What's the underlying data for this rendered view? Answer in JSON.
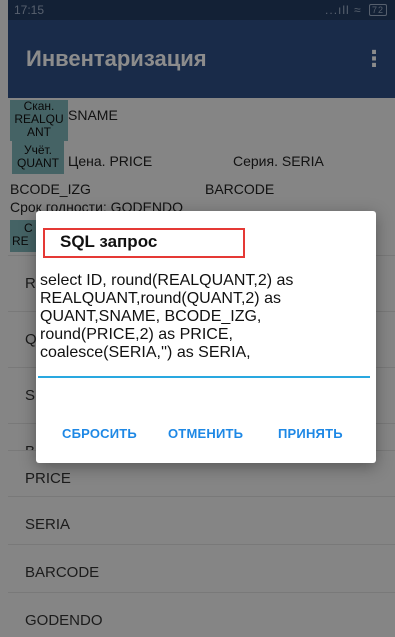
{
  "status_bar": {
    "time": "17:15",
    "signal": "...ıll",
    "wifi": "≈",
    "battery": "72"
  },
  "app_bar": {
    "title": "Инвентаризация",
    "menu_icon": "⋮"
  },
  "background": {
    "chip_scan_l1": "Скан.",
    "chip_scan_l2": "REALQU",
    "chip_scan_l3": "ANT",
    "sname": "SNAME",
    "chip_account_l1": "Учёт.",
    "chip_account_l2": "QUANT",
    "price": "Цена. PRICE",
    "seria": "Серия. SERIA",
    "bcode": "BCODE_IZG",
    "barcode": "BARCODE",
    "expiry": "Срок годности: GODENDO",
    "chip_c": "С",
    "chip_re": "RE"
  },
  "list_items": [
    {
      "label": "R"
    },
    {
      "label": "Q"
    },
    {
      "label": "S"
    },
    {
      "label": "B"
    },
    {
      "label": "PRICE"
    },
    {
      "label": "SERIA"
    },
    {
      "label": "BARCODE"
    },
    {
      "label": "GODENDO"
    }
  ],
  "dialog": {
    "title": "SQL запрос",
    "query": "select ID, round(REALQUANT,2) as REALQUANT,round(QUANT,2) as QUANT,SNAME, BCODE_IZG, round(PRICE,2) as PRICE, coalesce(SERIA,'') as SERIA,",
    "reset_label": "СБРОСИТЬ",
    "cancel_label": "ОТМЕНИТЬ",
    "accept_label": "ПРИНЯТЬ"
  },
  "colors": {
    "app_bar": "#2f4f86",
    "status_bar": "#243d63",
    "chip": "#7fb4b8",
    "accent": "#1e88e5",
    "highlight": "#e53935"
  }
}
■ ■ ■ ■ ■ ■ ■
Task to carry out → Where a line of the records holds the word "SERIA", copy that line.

Exercise output →
    "seria": "Серия. SERIA",
      "label": "SERIA"
    "query": "select ID, round(REALQUANT,2) as REALQUANT,round(QUANT,2) as QUANT,SNAME, BCODE_IZG, round(PRICE,2) as PRICE, coalesce(SERIA,'') as SERIA,",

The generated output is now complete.